So sorry for the delay, but things have been busy 'round here. And sadly, I haven't even started training yet! Tomorrow. First run of the season happens tomorrow! Anyway, I've picked up a second job temporarily and am working seven days a week 10-hour days. Plus dog chores. Poor me. I'm actually staying amazingly upbeat and alert. Even though Rich insists I'm grumpy, I'm really not. (You ain't seen grumpy yet, honey!)
So work at both the winery and Emerald Air are going really well, though the season is winding down.
As the cooler weather settles in, the dogs are getting amped. I can't wait to get them back in harness. Rich went down the road a couple nights ago to scope out a new trail and unlike any years past, we will not be running through swamps! It's a dry trail with a few big puddles for the dogs to drink out of and lots and lots of hills. Ha, ha! The dogs and I will be ready for those endless climbs on the GinGin 200 this year! We'll start with all 18 of our adults (ranging in age from 1.5 years to 10 years old) in two teams of nine and the whittle it down as winter arrives. I'm pretty sure Bully is ready for retirement and that Sister and Hitchcock won't be interested in those long runs (they'll be doing tours and puppy training) BUT we're going to give every dog a fresh start and go from there. You never know, Bully might have one more year of running in him or Sister and Hitchcock might be interested in, oh I don't know, pulling (!) this year. Who knows. I sure am excited to see what happens. The dogs are always full of surprises and seem to pull through when I really need them. We have four yearlings on the team this year: Maude, Mr. Lahey, Bubbles and Wayne. They're all siblings, very small and full of gumption. Rich and I harness-broke them all this spring and though it was a little nuts at times, they all did really well. The rest of the team I had last year, so I'm hoping they will be even more cohesive this season. My race plan changes every day, but right now I'm thinking about the GinGin, the Copper Basin 300, the Tustemena 200 and the Taiga 300 with some shorter races thrown in like the Aurora 50-50, the Goosebay 120 (Rich will run that) and the T-100 (Rich will run that, too.) We'll see how the dogs and the money hold up, though.

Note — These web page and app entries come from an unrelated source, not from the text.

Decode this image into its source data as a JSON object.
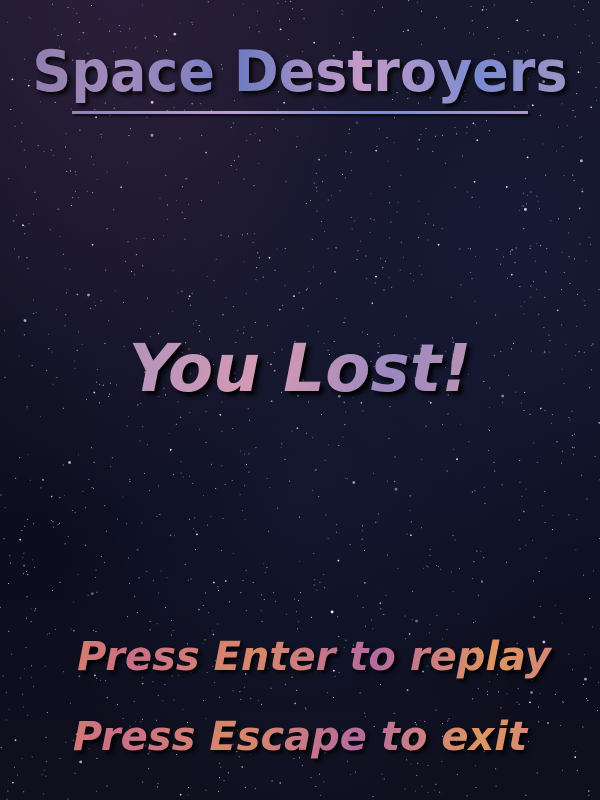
{
  "game": {
    "title": "Space Destroyers",
    "result": "You Lost!",
    "prompts": {
      "replay": "Press Enter to replay",
      "exit": "Press Escape to exit"
    }
  },
  "colors": {
    "background": "#0c0e1f",
    "title_tint": "#a38bbd",
    "result_tint": "#b995bb",
    "prompt_tint": "#e08a5a"
  }
}
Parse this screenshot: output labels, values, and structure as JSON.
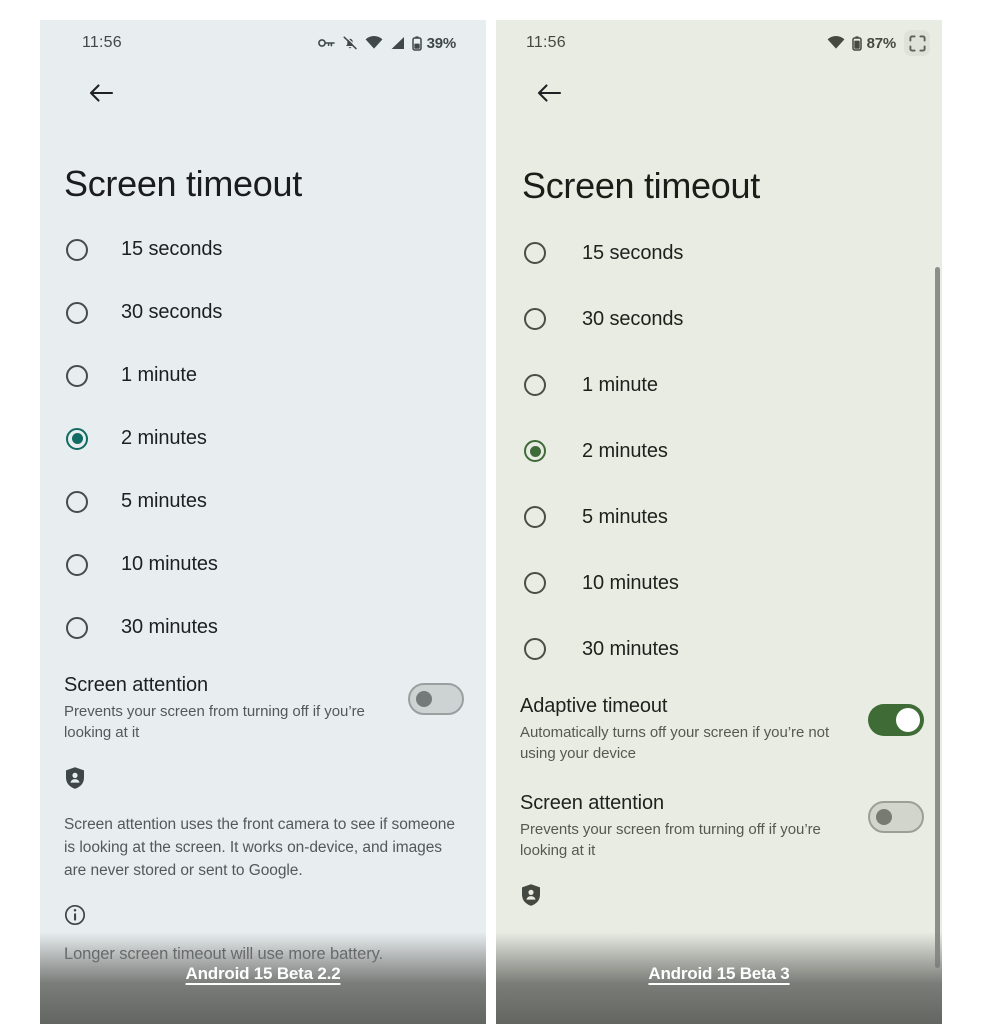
{
  "panels": {
    "left": {
      "name": "Android 15 Beta 2.2 screen timeout settings",
      "background_color": "#e8eef0",
      "accent_color": "#116a63",
      "status_bar": {
        "time": "11:56",
        "battery_percent": "39%",
        "icons": [
          "key-icon",
          "notifications-muted-icon",
          "wifi-icon",
          "signal-icon",
          "battery-icon"
        ]
      },
      "nav": {
        "back_icon": "back-arrow-icon"
      },
      "title": "Screen timeout",
      "options": [
        {
          "label": "15 seconds",
          "selected": false
        },
        {
          "label": "30 seconds",
          "selected": false
        },
        {
          "label": "1 minute",
          "selected": false
        },
        {
          "label": "2 minutes",
          "selected": true
        },
        {
          "label": "5 minutes",
          "selected": false
        },
        {
          "label": "10 minutes",
          "selected": false
        },
        {
          "label": "30 minutes",
          "selected": false
        }
      ],
      "screen_attention": {
        "title": "Screen attention",
        "subtitle": "Prevents your screen from turning off if you’re looking at it",
        "toggle_state": "off"
      },
      "privacy_note": {
        "icon": "privacy-shield-icon",
        "text": "Screen attention uses the front camera to see if someone is looking at the screen. It works on-device, and images are never stored or sent to Google."
      },
      "info_note": {
        "icon": "info-icon",
        "text": "Longer screen timeout will use more battery."
      },
      "caption": "Android 15 Beta 2.2"
    },
    "right": {
      "name": "Android 15 Beta 3 screen timeout settings",
      "background_color": "#e9ece3",
      "accent_color": "#3f6b38",
      "status_bar": {
        "time": "11:56",
        "battery_percent": "87%",
        "icons": [
          "wifi-icon",
          "battery-icon",
          "screenshot-icon"
        ]
      },
      "nav": {
        "back_icon": "back-arrow-icon"
      },
      "title": "Screen timeout",
      "options": [
        {
          "label": "15 seconds",
          "selected": false
        },
        {
          "label": "30 seconds",
          "selected": false
        },
        {
          "label": "1 minute",
          "selected": false
        },
        {
          "label": "2 minutes",
          "selected": true
        },
        {
          "label": "5 minutes",
          "selected": false
        },
        {
          "label": "10 minutes",
          "selected": false
        },
        {
          "label": "30 minutes",
          "selected": false
        }
      ],
      "adaptive_timeout": {
        "title": "Adaptive timeout",
        "subtitle": "Automatically turns off your screen if you’re not using your device",
        "toggle_state": "on"
      },
      "screen_attention": {
        "title": "Screen attention",
        "subtitle": "Prevents your screen from turning off if you’re looking at it",
        "toggle_state": "off"
      },
      "privacy_note": {
        "icon": "privacy-shield-icon"
      },
      "caption": "Android 15 Beta 3"
    }
  }
}
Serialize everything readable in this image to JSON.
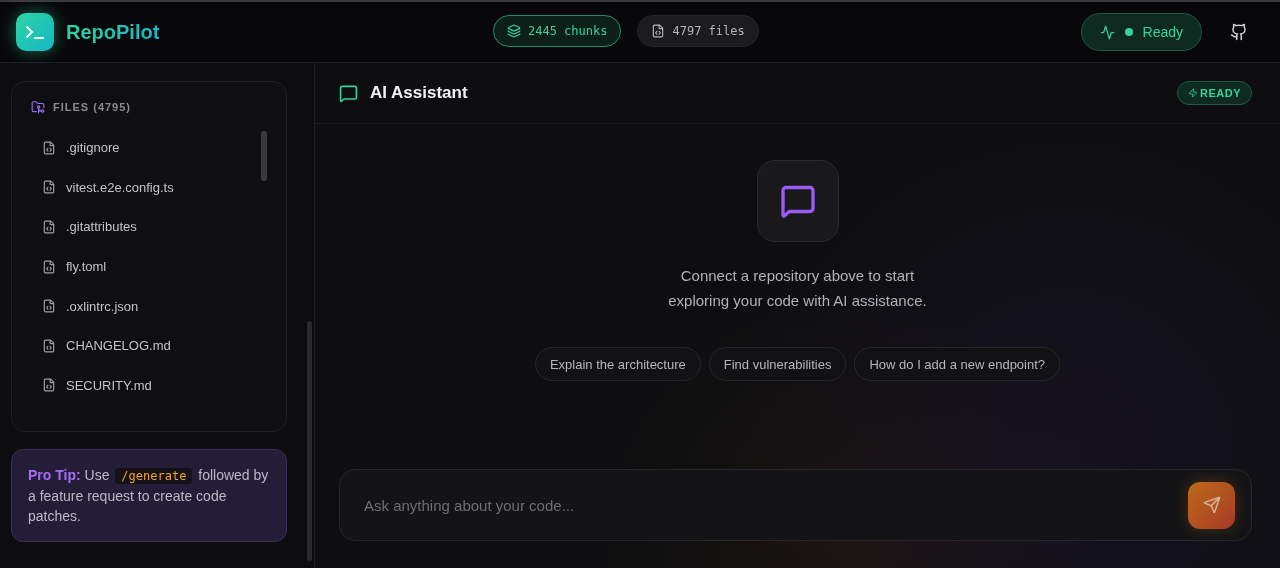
{
  "app": {
    "name": "RepoPilot"
  },
  "stats": [
    {
      "kind": "chunks",
      "label": "2445 chunks"
    },
    {
      "kind": "files",
      "label": "4797 files"
    }
  ],
  "status": {
    "label": "Ready",
    "online": true
  },
  "files": {
    "title": "FILES (4795)",
    "items": [
      ".gitignore",
      "vitest.e2e.config.ts",
      ".gitattributes",
      "fly.toml",
      ".oxlintrc.json",
      "CHANGELOG.md",
      "SECURITY.md"
    ]
  },
  "tip": {
    "label": "Pro Tip:",
    "before": "Use",
    "code": "/generate",
    "after": "followed by a feature request to create code patches."
  },
  "chat": {
    "title": "AI Assistant",
    "badge": "READY",
    "message": [
      "Connect a repository above to start",
      "exploring your code with AI assistance."
    ],
    "suggestions": [
      "Explain the architecture",
      "Find vulnerabilities",
      "How do I add a new endpoint?"
    ],
    "input": {
      "placeholder": "Ask anything about your code..."
    }
  }
}
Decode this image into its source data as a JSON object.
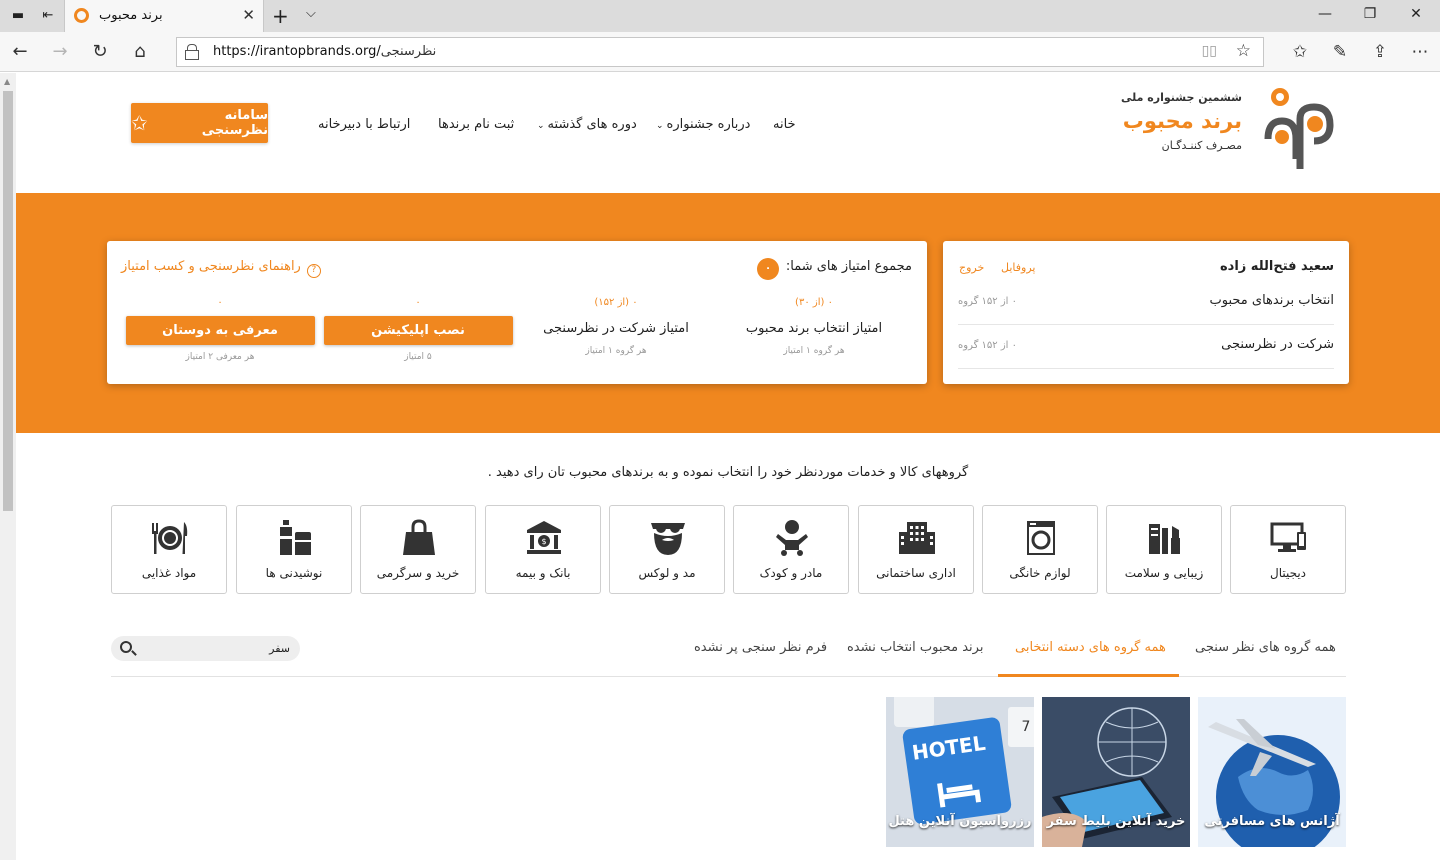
{
  "browser": {
    "tab_title": "برند محبوب",
    "url_host": "https://irantopbrands.org/",
    "url_path": "نظرسنجی"
  },
  "header": {
    "logo_top": "ششمین جشنواره ملی",
    "logo_main": "برند محبوب",
    "logo_sub": "مصـرف کننـدگـان",
    "menu": {
      "home": "خانه",
      "about": "درباره جشنواره",
      "past": "دوره های گذشته",
      "register": "ثبت نام برندها",
      "contact": "ارتباط با دبیرخانه"
    },
    "cta_label": "سامانه نظرسنجی"
  },
  "user_card": {
    "name": "سعید فتح‌الله زاده",
    "profile": "پروفایل",
    "logout": "خروج",
    "rows": [
      {
        "label": "انتخاب برندهای محبوب",
        "count": "۰ از ۱۵۲ گروه"
      },
      {
        "label": "شرکت در نظرسنجی",
        "count": "۰ از ۱۵۲ گروه"
      }
    ]
  },
  "score_card": {
    "total_label": "مجموع امتیاز های شما:",
    "total_value": "۰",
    "guide": "راهنمای نظرسنجی و کسب امتیاز",
    "guide_icon": "question-circle-icon",
    "cols": [
      {
        "value": "۰ (از ۳۰)",
        "name": "امتیاز انتخاب برند محبوب",
        "note": "هر گروه ۱ امتیاز"
      },
      {
        "value": "۰ (از ۱۵۲)",
        "name": "امتیاز شرکت در نظرسنجی",
        "note": "هر گروه ۱ امتیاز"
      },
      {
        "value": "۰",
        "button": "نصب اپلیکیشن",
        "note": "۵ امتیاز"
      },
      {
        "value": "۰",
        "button": "معرفی به دوستان",
        "note": "هر معرفی ۲ امتیاز"
      }
    ]
  },
  "intro": "گروههای کالا و خدمات موردنظر خود را انتخاب نموده و به برندهای محبوب تان رای دهید .",
  "categories": [
    {
      "label": "دیجیتال",
      "icon": "digital-icon"
    },
    {
      "label": "زیبایی و سلامت",
      "icon": "beauty-icon"
    },
    {
      "label": "لوازم خانگی",
      "icon": "washing-machine-icon"
    },
    {
      "label": "اداری ساختمانی",
      "icon": "building-icon"
    },
    {
      "label": "مادر و کودک",
      "icon": "baby-icon"
    },
    {
      "label": "مد و لوکس",
      "icon": "fashion-icon"
    },
    {
      "label": "بانک و بیمه",
      "icon": "bank-icon"
    },
    {
      "label": "خرید و سرگرمی",
      "icon": "shopping-bag-icon"
    },
    {
      "label": "نوشیدنی ها",
      "icon": "drinks-icon"
    },
    {
      "label": "مواد غذایی",
      "icon": "food-icon"
    }
  ],
  "filter_tabs": {
    "all": "همه گروه های نظر سنجی",
    "category": "همه گروه های دسته انتخابی",
    "unselected": "برند محبوب انتخاب نشده",
    "unfilled": "فرم نظر سنجی پر نشده",
    "search_value": "سفر"
  },
  "tiles": [
    {
      "label": "آژانس های مسافرتی"
    },
    {
      "label": "خرید آنلاین بلیط سفر"
    },
    {
      "label": "رزرواسیون آنلاین هتل",
      "image_text": "HOTEL"
    }
  ],
  "colors": {
    "accent": "#f0871f"
  }
}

We're taking a new approach to fall training this year. Dog whisperer John Schandelmeier talked last season about training to learn and not just to stack up the miles. So, while we have the stability and braking power of the four-wheeler, we're going to train the dogs, not just run the dogs. That means putting my most non-leader dogs up front and moving the dogs around a lot. This is the time to do it. Last year I relied on Capiche and Bully in lead through all of fall training and then as my first race approached, Bully decided he didn't want to lead anymore and Capiche got a tweaked shoulder. That was not the time to find new leaders, I should have been running everyone up front throughout the season. Anyway, I ended up borrowing leaders from Greg Parvin but this year, I want backup leaders and backups to my backups. Anyway, Rich and I will both be on at the winery through the winter but are also going to try and get our own winter tour business going. We both have experience (I guided four-day wilderness tours via dogsled in Finland and Rich worked giving day trips in Montana a few winters ago. Plus we both did summer tours in Skagway.) and love introducing people to the dogs and the sport. Plus, with Rich's Iditarod stories and my Iditarod plight, I think people will engaged and excited. We'll see how it goes. So here's a little brochure I've been working on. It's not a final, just a draft. Tell me what you think. (I realize that saying 'competitive mushers' is a big stretch, but we do race...) The dog on the front is Mr. Lahey.